Other cool stuff included some ultimate British Q-cars, in the form of a pair of Lotus Carltons and Ford Sierra Cosworth, while our “Spot the Zagato” season continued with another 1600 Fulvia Sports, this time a silver one with black stripe along the centre of its bonnet lid.
Among our beloved “everyday heroes” could be found an utterly unexceptional 1971 Austin Maxi 1750, a neat blue 1966 Singer Chamois, a gaggle of Mini’s including a cool 1275GT Clubman in bright orange, and another big executive coupé besides the Monza – a metallic bronze 1975 Ford Granada 3.0 Ghia Coupé. These were very imposing cars back in the day, occupying a sector that included Opel’s contemporary Rekord and Commodore coupés as well as Rover’s SD1, speaking of which, there were a couple of tasty Vitesse’s present, my favourite being a red 1985 example, and a less common 2300, of which there are fewer than 40 remaining in the UK.

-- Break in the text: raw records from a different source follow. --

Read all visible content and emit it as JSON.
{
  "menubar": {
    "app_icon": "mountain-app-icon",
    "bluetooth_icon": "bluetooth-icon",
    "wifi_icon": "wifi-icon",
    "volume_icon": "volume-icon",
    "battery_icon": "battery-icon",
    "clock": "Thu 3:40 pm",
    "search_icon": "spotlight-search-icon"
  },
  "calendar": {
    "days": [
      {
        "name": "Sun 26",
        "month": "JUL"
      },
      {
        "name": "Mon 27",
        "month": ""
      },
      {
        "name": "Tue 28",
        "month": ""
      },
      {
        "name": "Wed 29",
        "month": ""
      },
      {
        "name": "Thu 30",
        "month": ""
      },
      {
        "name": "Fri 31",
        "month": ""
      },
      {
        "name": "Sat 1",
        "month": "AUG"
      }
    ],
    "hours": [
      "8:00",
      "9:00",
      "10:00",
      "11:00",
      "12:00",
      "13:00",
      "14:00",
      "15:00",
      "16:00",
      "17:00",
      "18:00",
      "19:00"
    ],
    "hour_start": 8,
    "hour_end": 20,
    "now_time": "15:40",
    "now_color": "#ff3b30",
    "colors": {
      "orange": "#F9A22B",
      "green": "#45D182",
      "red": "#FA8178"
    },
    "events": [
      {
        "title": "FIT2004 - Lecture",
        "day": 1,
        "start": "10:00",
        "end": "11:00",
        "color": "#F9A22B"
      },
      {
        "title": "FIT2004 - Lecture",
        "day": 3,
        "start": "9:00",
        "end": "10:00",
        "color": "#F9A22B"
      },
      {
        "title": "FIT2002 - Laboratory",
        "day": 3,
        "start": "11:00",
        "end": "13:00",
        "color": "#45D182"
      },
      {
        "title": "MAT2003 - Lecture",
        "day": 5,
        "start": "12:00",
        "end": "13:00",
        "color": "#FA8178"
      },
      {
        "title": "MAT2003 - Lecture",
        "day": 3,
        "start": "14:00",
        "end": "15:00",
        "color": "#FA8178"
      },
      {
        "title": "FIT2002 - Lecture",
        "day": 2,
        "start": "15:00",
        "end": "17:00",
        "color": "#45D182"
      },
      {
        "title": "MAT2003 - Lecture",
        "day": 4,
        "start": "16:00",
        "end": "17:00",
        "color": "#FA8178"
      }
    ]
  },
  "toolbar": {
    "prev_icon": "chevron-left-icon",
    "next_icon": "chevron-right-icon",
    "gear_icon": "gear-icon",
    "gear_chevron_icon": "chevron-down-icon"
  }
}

After another hour or so spent wandering up and down the ranks of classics and trying – with some difficulty – to take some photographs without people walking across me, or deciding just then to stand and look more closely at the very car I was trying to get a clear shot of (it’s almost like they know!), we decided it was time to make our way out of this very pleasant market town and take the scenic route home under a clear blue sky.

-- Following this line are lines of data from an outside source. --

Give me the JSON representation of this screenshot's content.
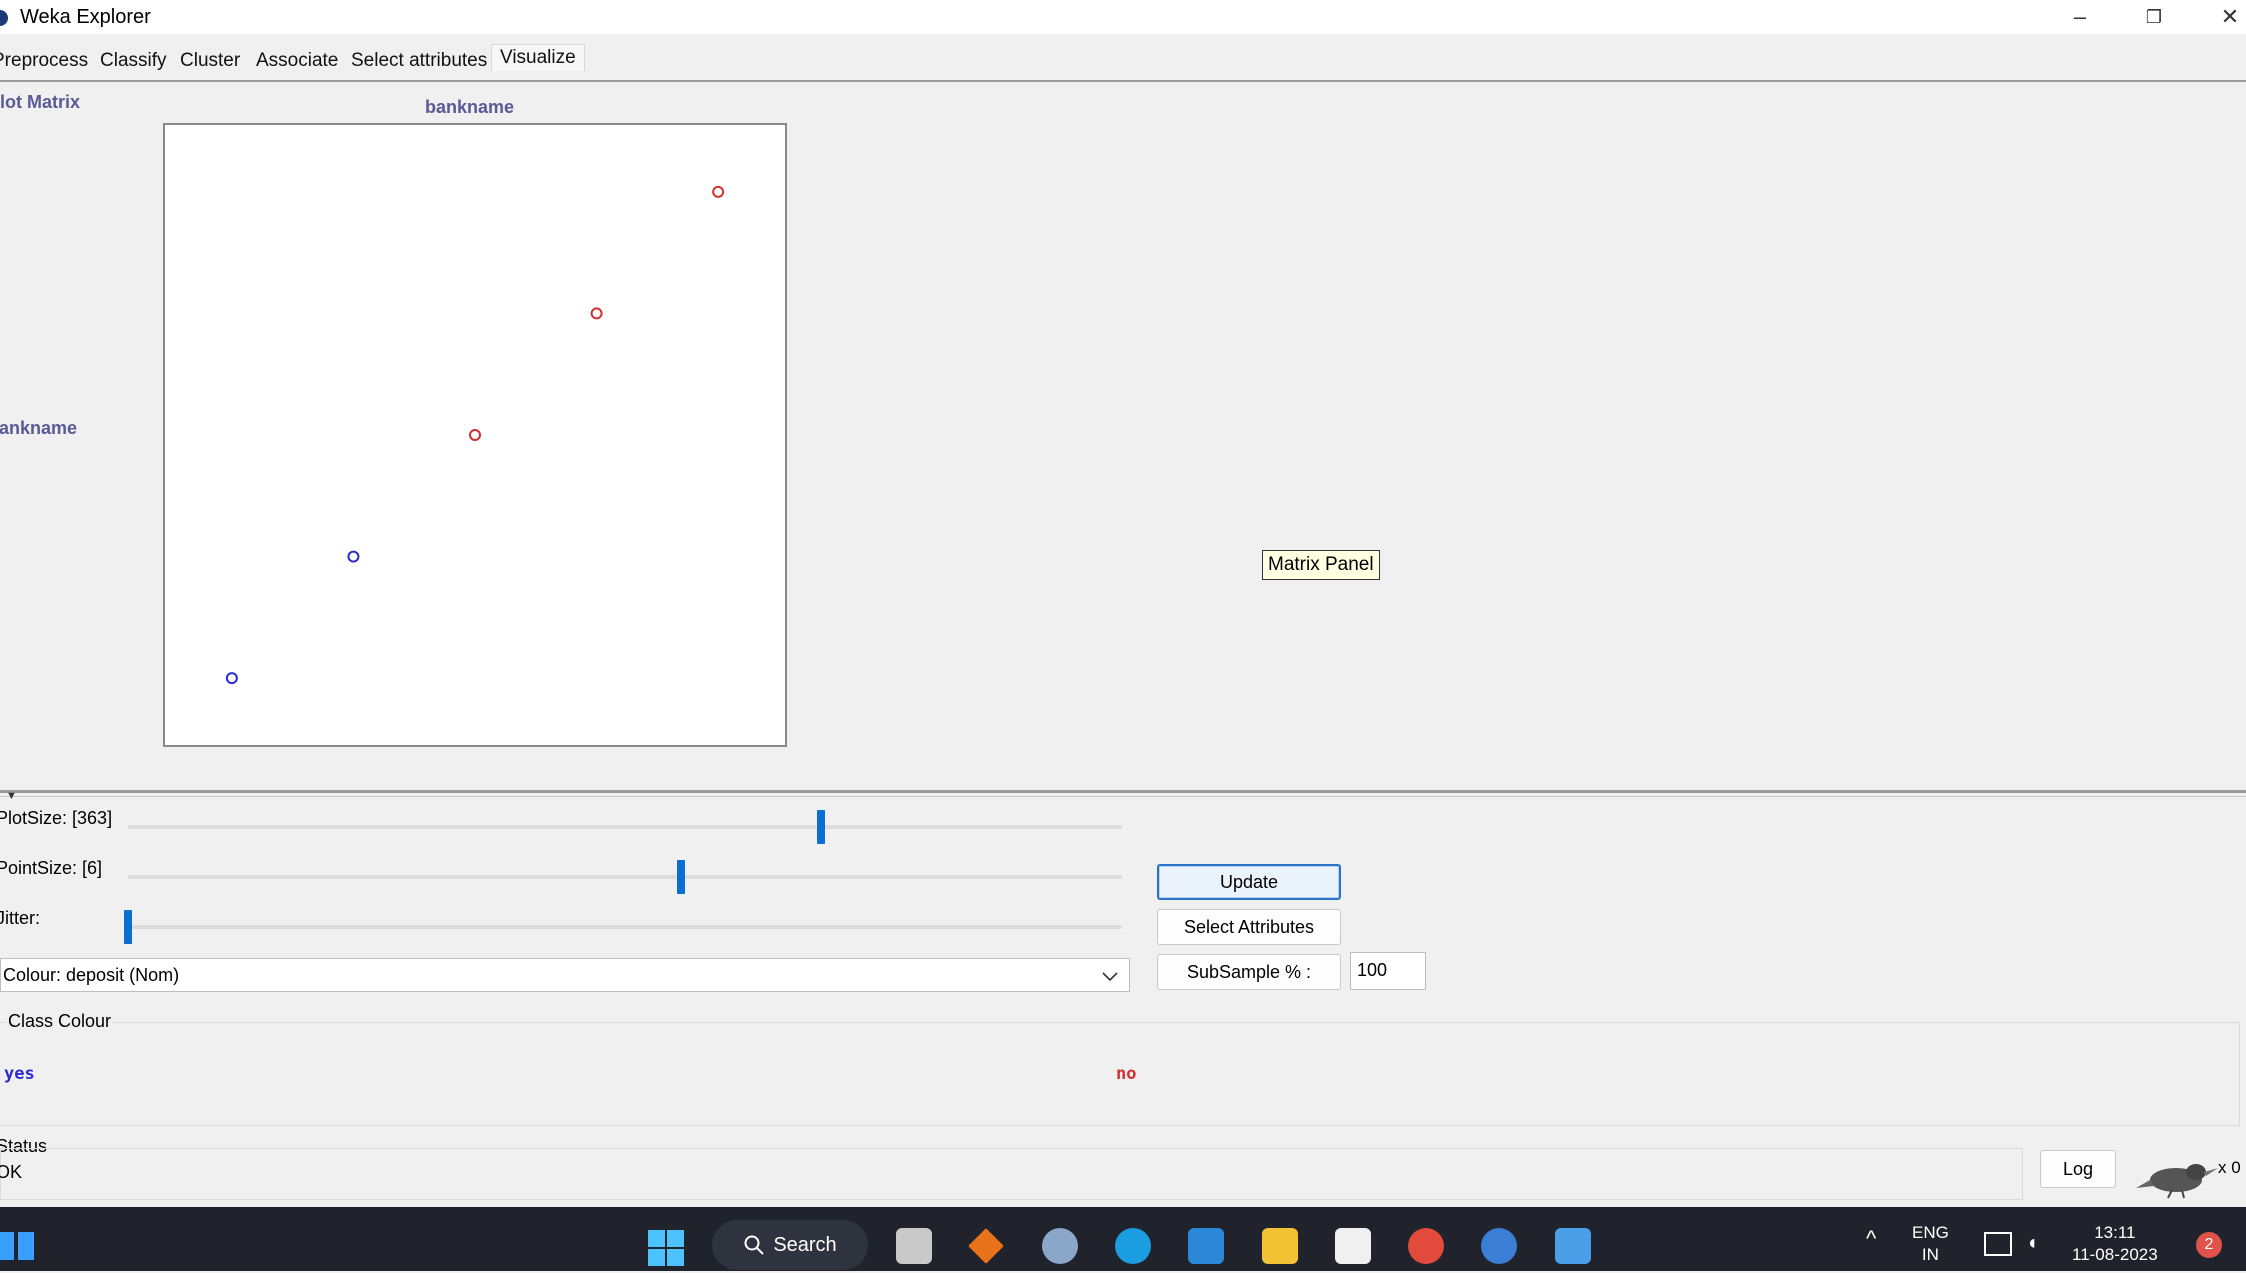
{
  "window": {
    "title": "Weka Explorer",
    "minimize": "–",
    "maximize": "❐",
    "close": "✕"
  },
  "tabs": [
    {
      "label": "Preprocess"
    },
    {
      "label": "Classify"
    },
    {
      "label": "Cluster"
    },
    {
      "label": "Associate"
    },
    {
      "label": "Select attributes"
    },
    {
      "label": "Visualize",
      "active": true
    }
  ],
  "plot_matrix": {
    "title": "Plot Matrix",
    "x_attribute": "bankname",
    "y_attribute": "bankname",
    "tooltip": "Matrix Panel"
  },
  "chart_data": {
    "type": "scatter",
    "xlabel": "bankname",
    "ylabel": "bankname",
    "points": [
      {
        "x": 1,
        "y": 1,
        "class": "yes"
      },
      {
        "x": 2,
        "y": 2,
        "class": "yes"
      },
      {
        "x": 3,
        "y": 3,
        "class": "no"
      },
      {
        "x": 4,
        "y": 4,
        "class": "no"
      },
      {
        "x": 5,
        "y": 5,
        "class": "no"
      }
    ],
    "xlim": [
      0.45,
      5.55
    ],
    "ylim": [
      0.45,
      5.55
    ],
    "class_colors": {
      "yes": "#2a2ad0",
      "no": "#d03030"
    }
  },
  "controls": {
    "plot_size_label": "PlotSize: [363]",
    "plot_size_value": 363,
    "point_size_label": "PointSize: [6]",
    "point_size_value": 6,
    "jitter_label": "Jitter:",
    "jitter_value": 0,
    "update_button": "Update",
    "select_attributes_button": "Select Attributes",
    "subsample_button": "SubSample % :",
    "subsample_value": "100",
    "colour_select": "Colour: deposit (Nom)"
  },
  "class_colour": {
    "legend_title": "Class Colour",
    "classes": [
      {
        "label": "yes",
        "color": "#2a2ad0"
      },
      {
        "label": "no",
        "color": "#d03030"
      }
    ]
  },
  "status": {
    "title": "Status",
    "text": "OK",
    "log_button": "Log",
    "task_count": "x 0"
  },
  "taskbar": {
    "search_label": "Search",
    "lang_line1": "ENG",
    "lang_line2": "IN",
    "time": "13:11",
    "date": "11-08-2023",
    "notification_count": "2"
  }
}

On the way, we caught up with a red 1954 Jaguar XK140 FHC and ahead of that, a Fjord blue metallic BMW 2002 Baur targa from 1972. The three of us drove through the countryside in a stylish convoy for about 15 miles, and after the Jag had peeled off, we stopped for a brief chat with the owner of the Baur, David Coulton, who admitted to having thrashed his little BMW on more than one occasion but treats it with more respect these days! It turned out that this was the Baur I’d previously seen at Templar and Wilde, where I take Die Zitrone for any work that needs doing – small world!
This was a perfect ending to an excellent day of sunshine and classics, incorporating a scenic drive through a lovely part of England, and with thousands of pounds raised for charity – what’s not to like? Bring on the Chiltern Hills Rally next weekend!